Work order: Wherever the word "Deep" shows up in the data, report the line it sits in.

────────────────

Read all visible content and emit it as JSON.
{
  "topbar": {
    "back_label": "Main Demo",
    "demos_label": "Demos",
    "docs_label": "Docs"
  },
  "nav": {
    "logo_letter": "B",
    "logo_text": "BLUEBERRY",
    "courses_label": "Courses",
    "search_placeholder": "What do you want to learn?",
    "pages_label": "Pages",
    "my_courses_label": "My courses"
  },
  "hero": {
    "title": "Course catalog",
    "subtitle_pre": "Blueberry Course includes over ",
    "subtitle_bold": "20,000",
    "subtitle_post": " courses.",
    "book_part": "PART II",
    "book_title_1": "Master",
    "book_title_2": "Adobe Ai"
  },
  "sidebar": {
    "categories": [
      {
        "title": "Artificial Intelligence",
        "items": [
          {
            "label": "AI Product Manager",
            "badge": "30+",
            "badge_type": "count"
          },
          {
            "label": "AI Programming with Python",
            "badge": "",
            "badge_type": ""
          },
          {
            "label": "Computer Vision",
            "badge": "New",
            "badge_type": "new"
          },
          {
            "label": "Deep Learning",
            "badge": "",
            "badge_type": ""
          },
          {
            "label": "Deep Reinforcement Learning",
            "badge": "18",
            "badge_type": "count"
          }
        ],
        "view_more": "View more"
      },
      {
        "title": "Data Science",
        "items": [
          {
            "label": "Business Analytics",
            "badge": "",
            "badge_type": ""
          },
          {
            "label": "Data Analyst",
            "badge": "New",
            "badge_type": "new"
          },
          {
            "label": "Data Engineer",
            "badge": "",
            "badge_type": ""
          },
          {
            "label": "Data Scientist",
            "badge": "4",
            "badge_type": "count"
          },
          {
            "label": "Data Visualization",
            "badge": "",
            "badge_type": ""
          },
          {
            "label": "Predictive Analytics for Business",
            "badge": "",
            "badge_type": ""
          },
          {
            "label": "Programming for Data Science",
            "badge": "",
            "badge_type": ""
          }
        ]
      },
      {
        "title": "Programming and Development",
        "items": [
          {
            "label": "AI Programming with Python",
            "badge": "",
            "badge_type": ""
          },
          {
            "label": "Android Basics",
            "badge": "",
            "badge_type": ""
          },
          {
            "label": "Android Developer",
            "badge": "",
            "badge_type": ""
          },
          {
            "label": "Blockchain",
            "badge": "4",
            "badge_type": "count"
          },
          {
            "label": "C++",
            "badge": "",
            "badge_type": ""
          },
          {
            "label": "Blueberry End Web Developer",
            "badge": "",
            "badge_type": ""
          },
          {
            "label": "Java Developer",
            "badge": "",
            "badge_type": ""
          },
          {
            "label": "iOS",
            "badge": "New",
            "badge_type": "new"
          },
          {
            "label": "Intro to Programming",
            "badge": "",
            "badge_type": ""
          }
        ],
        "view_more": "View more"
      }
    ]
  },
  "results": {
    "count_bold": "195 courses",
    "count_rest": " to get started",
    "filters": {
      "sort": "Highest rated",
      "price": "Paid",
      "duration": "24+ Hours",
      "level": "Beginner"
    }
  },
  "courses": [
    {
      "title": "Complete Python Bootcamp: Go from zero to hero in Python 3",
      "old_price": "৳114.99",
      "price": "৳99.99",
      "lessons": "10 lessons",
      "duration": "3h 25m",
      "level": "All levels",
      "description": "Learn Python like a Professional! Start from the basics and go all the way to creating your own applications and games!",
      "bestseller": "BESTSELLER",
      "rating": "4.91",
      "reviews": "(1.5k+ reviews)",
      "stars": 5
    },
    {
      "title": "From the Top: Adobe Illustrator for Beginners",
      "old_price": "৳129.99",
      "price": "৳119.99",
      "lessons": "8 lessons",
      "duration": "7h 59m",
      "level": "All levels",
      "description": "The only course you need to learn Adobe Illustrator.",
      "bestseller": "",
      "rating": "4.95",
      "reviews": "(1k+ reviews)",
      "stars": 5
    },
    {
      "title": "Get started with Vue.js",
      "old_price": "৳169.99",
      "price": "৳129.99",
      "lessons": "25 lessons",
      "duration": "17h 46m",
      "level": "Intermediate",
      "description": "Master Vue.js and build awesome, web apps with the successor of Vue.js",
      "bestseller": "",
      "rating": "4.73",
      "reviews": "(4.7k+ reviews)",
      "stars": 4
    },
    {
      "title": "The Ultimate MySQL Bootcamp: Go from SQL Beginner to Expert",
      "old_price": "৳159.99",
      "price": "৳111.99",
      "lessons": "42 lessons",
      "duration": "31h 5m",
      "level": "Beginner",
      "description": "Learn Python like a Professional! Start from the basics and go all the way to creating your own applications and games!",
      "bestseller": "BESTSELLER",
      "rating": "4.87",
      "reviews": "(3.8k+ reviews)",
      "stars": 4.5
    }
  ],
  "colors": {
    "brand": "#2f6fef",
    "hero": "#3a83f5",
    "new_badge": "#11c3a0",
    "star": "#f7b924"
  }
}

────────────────

Exercise result:
            "label": "Deep Learning",
            "label": "Deep Reinforcement Learning",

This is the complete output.